ReduxRating:  5/10

Trivia:  Vandross shared the spotlight with entertainer Gregory Hines on this song. Hines' popularity was soaring at the time. The influential tap dancer had already been nominated for three Tony awards and two Emmys, and had co-starred in two successful films, White Nights and Running Scared. It seemed he could do it all so the natural next step was to take a stab at a recording career. Apparently, Hines had previously tried to get a recording deal, but he was rejected by labels who saw him as a tap dancer/Broadway showman rather than a modern, commercial recording artist. That changed when Vandross happened to catch a TV appearance Hines had done. Vandross saw something the labels hadn't and reached out to see if Hines wanted to work with him. The two got together and this single became Hines' introduction as a recording artist. This would later be followed by a self-titled 1988 debut solo LP that was all produced and co-written by Vandross. The album's first single, "That Girl Wants to Dance with Me," became a #6 hit at R&B, but it didn't reach the Pop chart. A second single was a very minor entry at R&B. Despite the hit, it seemed like it was a one-n-done for Hines and he moved on to other work including his Tony-winning performance in 1992's Jelly's Last Jam. It should be noted that this was not Hines' first foray into singing or recording music. In 1968, he recorded an album titled Pandemonium with his brother and his dad for Columbia Records. It was credited to Hines, Hines & Dad. The trio had been together for a few years working the clubs. Later in the 70s, Hines became the lead singer of a rock/funk band named Severance. They recorded a self-titled debut LP in 1976.

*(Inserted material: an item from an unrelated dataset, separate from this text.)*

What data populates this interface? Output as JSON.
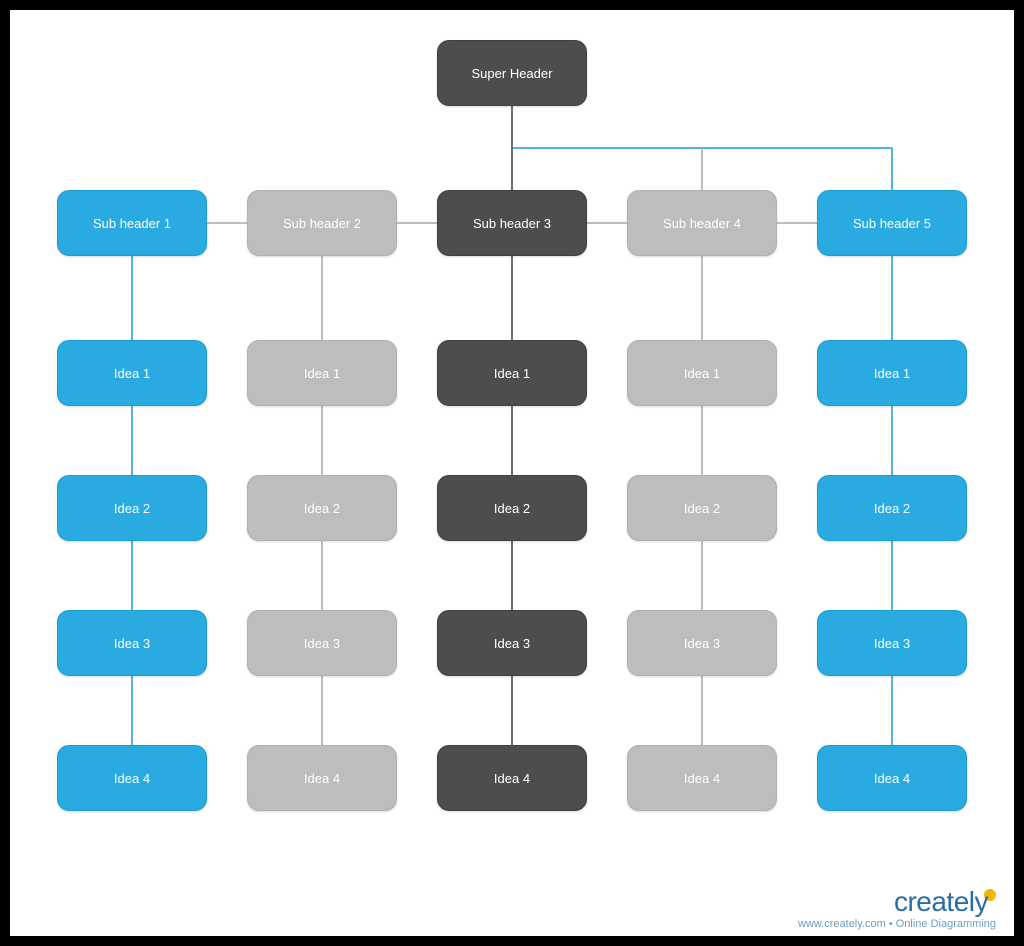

Sunday, February 23, 2020

"Do Ya, Do Ya (Wanna Please Me)" by Samantha Fox

Song#:  3052
Date:  03/14/1987
Debut:  98
Peak:  87
Weeks:  5
Genre:  Pop, Rock

Pop Bits:  British singer/model Fox grabbed her first big US hit with the #4 "Touch Me (I Want Your Body)." The success of that single helped get her debut album Touch Me to #24. A follow-up single was certainly in order and this track was selected for release. Unfortunately, it didn't catch on as well and it failed to get out of the basement of the Pop chart. After a little over a month, the song disappeared. Following those results, it was decided that a third single from the LP would not be issued out in the US.

ReduxReview:  This song featured another suggestive title, but it wasn't anything like "Touch Me." Instead of keeping things going in the dance-pop vein, Fox moved into synth rock territory for this one. It nearly comes off like a female-fronted Billy Idol recording. It actually works pretty well. It's an urgent track with some rockin' guitar work and a surprisingly effective vocal from Fox. She probably could have pulled off a hard rock album. Oddly, this is the only real rock track on the album so it seemed a bit out of place. Why it was selected as a single is anyone's guess. It worked out in a few markets, but in the US she was introduced as a dance-pop diva and this change of pace wasn't what folks were looking for. Still, it was an interesting track that highlighted Fox quite well.

ReduxRating:  6/10

Trivia:  While this song wouldn't do well in the US, it became a second Top 10 hit for Fox in the UK. The tune made it to #10. It also reached the Top 10 in several other countries and even hit #1 in Sweden. Because of that, a third single was pushed out. "Hold on Tight" (not a remake of the ELO hit) was released, but it didn't fare as well. It got to #26 in the UK. Still, a fourth single was called for and "I'm All You Need" was selected. It got to #41 in the UK. The singles kept album sales going and after peaking at #17, the LP would be certified silver (60,000 units) in the UK.